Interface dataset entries
::::

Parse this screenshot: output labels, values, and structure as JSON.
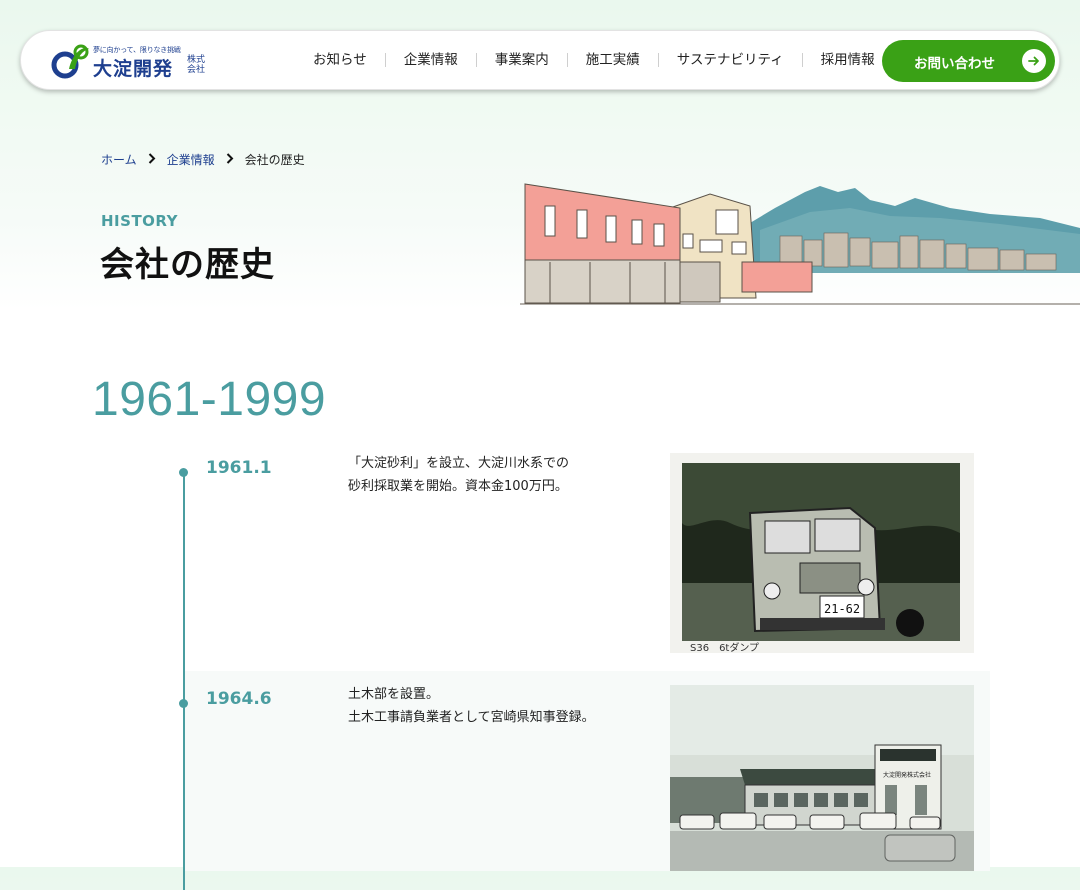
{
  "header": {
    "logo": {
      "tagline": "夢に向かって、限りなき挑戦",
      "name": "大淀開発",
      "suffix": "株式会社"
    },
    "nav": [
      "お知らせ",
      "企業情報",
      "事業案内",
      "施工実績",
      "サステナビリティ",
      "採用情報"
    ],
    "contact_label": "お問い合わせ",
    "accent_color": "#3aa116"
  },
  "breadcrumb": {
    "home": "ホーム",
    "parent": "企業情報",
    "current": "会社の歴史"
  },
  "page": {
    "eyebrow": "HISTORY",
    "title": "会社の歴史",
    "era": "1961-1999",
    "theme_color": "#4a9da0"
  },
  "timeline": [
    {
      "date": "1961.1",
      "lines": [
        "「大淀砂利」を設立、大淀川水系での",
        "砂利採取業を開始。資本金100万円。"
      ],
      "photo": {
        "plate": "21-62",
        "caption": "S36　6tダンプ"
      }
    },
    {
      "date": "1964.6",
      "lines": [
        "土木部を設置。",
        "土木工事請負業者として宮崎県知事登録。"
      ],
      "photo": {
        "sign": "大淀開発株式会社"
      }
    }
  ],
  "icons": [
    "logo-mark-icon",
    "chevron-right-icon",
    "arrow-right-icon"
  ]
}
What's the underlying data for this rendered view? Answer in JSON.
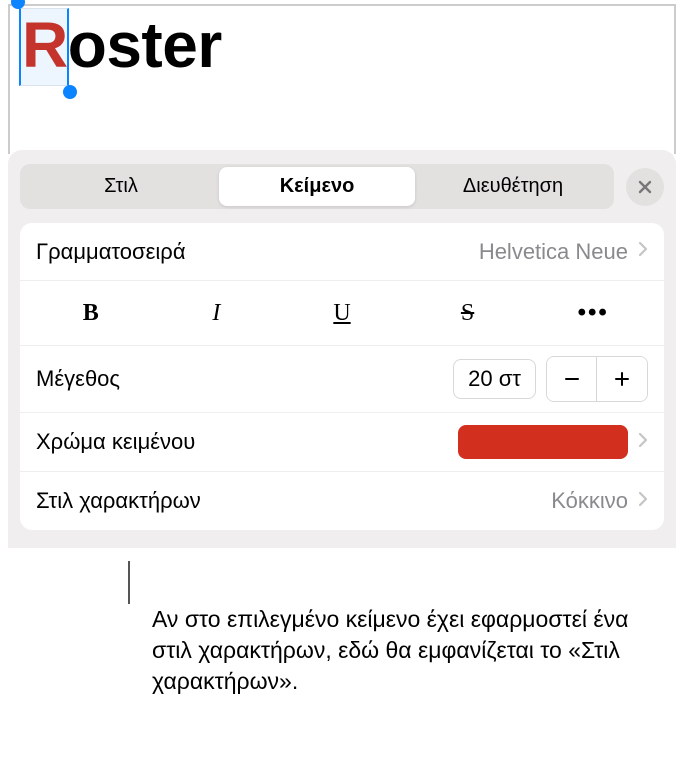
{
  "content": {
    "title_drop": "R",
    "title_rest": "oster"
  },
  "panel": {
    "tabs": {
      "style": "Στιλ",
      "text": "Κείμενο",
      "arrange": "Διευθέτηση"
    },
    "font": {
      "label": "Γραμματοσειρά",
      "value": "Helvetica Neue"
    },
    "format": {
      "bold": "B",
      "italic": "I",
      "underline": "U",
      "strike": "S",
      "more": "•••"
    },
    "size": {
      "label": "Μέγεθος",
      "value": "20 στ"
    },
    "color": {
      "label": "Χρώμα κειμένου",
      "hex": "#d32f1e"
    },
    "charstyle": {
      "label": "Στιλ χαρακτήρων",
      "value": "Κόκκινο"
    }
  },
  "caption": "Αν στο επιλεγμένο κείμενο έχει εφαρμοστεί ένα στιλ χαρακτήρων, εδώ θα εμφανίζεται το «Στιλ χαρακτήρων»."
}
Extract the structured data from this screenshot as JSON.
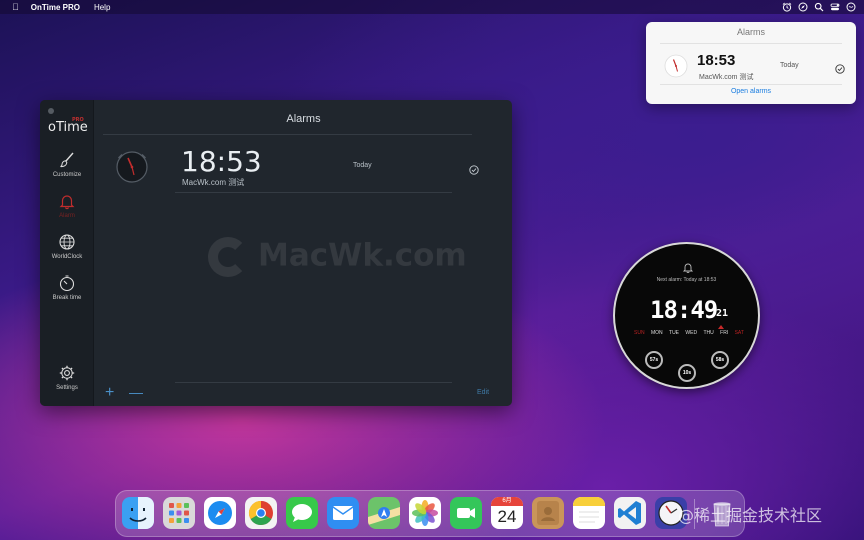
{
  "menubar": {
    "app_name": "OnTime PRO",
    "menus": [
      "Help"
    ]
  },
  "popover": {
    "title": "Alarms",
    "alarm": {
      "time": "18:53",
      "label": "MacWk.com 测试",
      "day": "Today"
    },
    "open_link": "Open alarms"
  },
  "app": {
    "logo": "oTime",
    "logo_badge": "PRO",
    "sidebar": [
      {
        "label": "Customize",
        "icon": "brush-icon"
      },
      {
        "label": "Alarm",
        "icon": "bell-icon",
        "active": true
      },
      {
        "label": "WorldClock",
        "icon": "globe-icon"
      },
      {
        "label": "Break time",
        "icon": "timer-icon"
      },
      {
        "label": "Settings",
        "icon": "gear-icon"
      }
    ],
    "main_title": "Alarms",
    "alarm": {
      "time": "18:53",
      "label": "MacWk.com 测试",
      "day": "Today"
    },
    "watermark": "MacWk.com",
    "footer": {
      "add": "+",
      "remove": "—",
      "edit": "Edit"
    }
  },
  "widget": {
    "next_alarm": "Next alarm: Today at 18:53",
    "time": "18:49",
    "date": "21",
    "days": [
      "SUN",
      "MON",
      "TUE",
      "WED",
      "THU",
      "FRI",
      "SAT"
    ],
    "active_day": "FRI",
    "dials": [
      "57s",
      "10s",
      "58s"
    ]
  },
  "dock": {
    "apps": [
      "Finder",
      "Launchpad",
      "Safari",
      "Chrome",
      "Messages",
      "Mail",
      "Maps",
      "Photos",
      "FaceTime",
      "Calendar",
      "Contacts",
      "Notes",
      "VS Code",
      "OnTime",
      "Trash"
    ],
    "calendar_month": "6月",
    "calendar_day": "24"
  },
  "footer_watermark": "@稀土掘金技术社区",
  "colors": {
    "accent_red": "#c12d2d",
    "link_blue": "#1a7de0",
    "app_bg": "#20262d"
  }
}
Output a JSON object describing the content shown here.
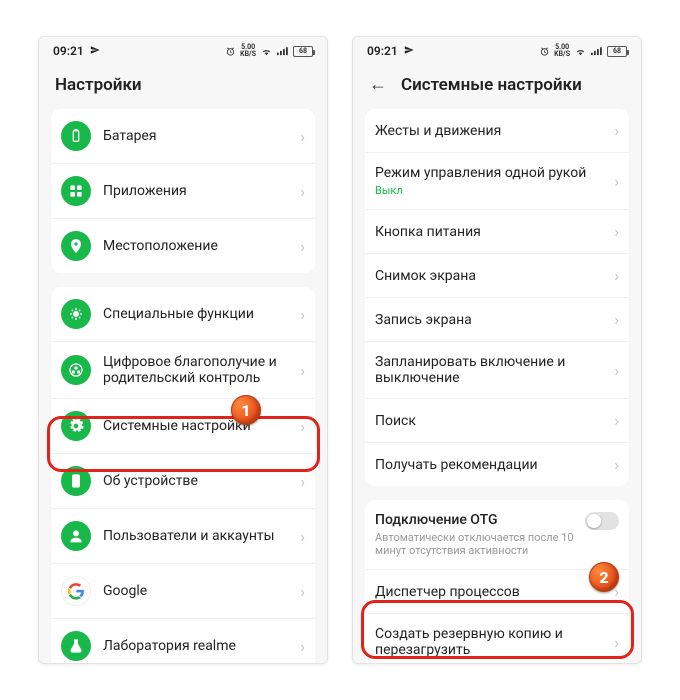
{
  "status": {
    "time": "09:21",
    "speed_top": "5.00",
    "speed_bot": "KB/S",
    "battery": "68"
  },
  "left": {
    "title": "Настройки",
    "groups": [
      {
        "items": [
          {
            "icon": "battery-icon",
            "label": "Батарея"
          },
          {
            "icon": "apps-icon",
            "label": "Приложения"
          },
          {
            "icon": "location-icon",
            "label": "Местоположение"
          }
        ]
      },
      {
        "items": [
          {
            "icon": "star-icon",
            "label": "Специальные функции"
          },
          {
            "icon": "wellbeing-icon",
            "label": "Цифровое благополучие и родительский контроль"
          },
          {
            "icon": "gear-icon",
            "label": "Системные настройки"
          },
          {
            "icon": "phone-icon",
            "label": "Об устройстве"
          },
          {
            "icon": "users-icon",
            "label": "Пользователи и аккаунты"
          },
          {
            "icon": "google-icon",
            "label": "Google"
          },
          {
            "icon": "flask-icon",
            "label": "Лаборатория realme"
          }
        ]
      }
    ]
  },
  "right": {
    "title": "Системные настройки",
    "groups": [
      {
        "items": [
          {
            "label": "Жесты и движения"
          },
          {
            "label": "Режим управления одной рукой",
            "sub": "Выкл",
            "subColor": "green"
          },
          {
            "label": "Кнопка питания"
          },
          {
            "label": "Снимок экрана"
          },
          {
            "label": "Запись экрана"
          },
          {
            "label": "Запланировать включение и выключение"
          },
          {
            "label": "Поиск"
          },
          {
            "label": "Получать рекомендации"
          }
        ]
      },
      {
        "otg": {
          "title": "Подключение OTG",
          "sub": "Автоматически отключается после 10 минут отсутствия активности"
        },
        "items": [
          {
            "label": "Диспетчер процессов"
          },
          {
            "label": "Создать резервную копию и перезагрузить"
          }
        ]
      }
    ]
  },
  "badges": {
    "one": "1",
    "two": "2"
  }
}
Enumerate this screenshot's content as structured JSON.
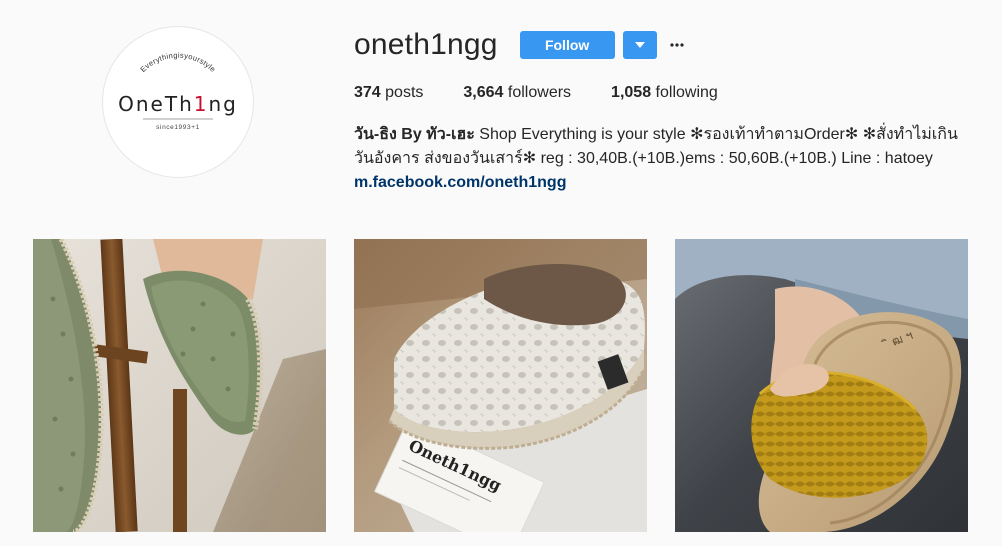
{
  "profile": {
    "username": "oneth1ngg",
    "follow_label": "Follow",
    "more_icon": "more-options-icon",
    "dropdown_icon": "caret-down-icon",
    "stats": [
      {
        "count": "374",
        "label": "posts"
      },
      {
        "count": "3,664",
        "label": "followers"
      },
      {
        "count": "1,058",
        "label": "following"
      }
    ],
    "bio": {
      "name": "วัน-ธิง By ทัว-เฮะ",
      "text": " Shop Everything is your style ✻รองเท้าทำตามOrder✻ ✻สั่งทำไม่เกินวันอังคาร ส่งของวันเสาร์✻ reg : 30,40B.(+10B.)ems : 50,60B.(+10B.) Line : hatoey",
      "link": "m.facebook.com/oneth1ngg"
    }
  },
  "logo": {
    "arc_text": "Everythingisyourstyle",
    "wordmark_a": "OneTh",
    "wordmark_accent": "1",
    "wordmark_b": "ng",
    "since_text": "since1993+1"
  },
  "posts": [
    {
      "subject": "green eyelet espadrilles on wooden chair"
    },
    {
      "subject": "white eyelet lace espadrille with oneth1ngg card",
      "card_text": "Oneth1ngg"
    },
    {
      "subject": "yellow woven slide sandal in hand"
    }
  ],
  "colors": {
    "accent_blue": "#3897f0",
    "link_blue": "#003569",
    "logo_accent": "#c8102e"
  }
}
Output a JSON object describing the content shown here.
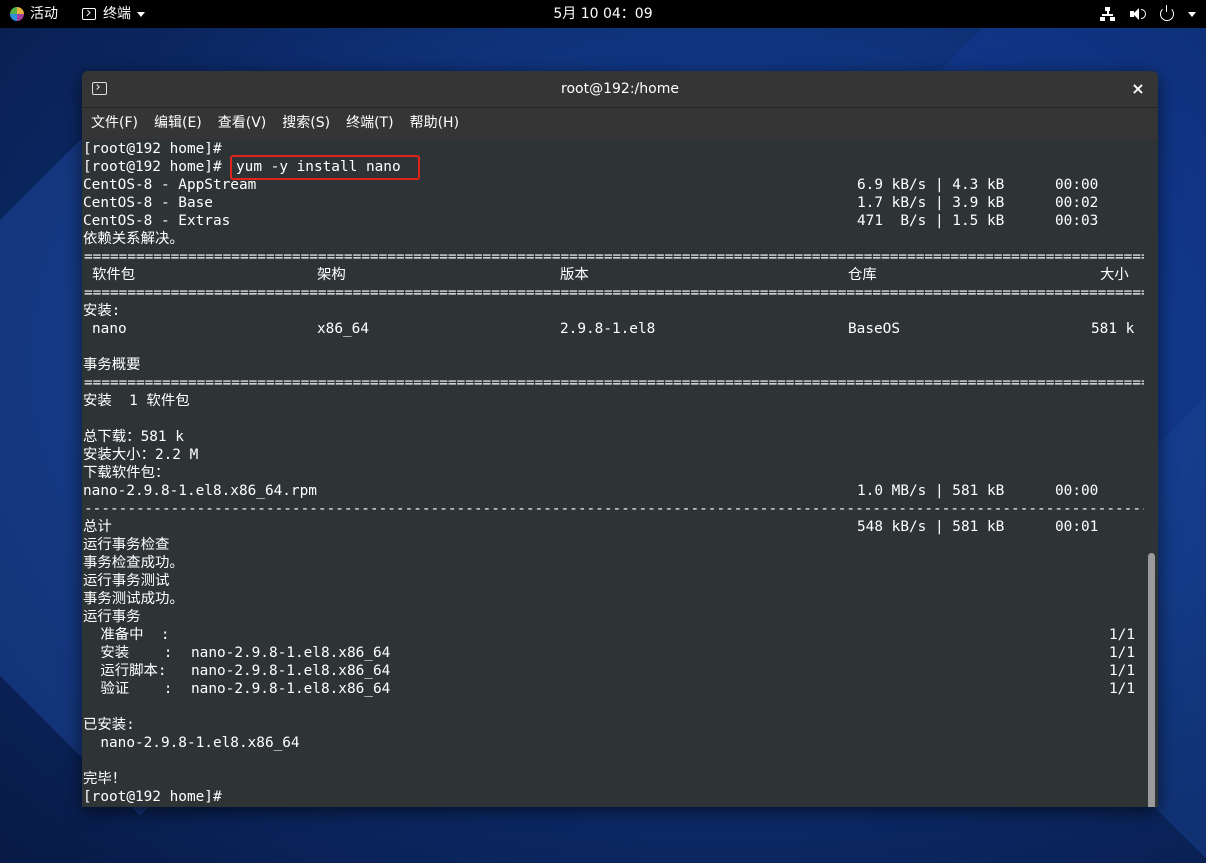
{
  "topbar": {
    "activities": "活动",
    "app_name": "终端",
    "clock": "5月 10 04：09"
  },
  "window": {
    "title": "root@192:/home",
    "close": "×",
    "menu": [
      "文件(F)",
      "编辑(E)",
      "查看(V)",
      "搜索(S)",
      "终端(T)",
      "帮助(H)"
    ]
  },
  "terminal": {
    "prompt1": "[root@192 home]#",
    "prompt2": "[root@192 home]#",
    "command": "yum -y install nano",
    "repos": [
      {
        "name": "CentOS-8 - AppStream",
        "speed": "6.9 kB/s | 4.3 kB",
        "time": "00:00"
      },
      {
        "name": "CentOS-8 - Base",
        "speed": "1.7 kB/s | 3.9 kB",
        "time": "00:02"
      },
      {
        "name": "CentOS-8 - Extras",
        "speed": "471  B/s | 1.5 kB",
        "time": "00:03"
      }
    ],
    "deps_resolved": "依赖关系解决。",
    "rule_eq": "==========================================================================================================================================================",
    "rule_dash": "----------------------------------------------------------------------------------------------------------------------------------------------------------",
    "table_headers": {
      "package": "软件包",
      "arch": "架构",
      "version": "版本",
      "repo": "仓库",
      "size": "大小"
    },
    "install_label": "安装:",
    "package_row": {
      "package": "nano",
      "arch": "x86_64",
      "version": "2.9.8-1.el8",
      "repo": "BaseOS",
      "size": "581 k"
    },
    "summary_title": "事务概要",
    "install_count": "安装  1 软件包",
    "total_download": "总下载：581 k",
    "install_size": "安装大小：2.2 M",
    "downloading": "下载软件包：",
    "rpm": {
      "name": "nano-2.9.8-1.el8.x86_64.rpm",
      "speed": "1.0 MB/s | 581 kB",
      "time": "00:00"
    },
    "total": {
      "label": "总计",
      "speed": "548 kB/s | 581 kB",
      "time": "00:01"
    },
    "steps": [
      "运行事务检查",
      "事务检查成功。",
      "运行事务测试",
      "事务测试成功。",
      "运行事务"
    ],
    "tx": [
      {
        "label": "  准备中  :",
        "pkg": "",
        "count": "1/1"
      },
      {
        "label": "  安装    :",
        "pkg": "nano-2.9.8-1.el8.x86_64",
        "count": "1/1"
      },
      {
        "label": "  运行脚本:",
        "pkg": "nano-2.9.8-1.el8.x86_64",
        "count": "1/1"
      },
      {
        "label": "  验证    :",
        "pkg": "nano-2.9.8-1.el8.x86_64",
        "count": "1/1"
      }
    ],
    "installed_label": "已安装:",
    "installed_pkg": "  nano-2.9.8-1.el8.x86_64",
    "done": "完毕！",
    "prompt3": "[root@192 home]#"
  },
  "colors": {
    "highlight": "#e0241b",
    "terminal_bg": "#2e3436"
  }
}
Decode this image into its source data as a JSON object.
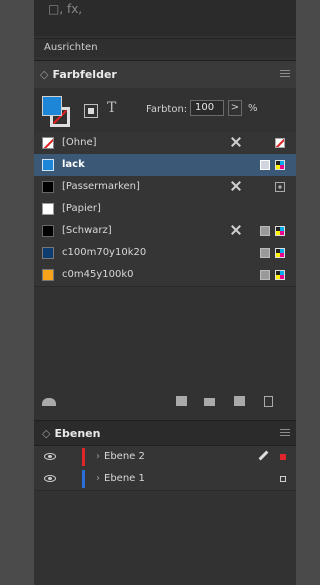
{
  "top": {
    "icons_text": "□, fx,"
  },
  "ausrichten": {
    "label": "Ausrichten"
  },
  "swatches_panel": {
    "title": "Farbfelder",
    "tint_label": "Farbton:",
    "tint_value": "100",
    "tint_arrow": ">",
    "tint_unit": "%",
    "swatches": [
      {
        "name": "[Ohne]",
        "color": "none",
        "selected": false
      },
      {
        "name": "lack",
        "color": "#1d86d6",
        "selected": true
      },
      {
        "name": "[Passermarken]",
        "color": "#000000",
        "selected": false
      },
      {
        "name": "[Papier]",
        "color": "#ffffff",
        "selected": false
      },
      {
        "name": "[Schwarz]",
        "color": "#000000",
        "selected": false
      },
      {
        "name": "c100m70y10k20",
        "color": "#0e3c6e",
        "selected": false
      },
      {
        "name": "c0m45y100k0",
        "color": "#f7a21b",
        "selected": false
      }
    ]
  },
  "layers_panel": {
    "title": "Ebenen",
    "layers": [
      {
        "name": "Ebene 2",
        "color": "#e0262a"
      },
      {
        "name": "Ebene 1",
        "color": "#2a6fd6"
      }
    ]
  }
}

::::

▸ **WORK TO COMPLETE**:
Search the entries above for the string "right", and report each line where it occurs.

▸ **RESPONSE TO THIS EXERCISE**:
    "chevron-right-icon",
    "arrow-right-icon"
  "right": {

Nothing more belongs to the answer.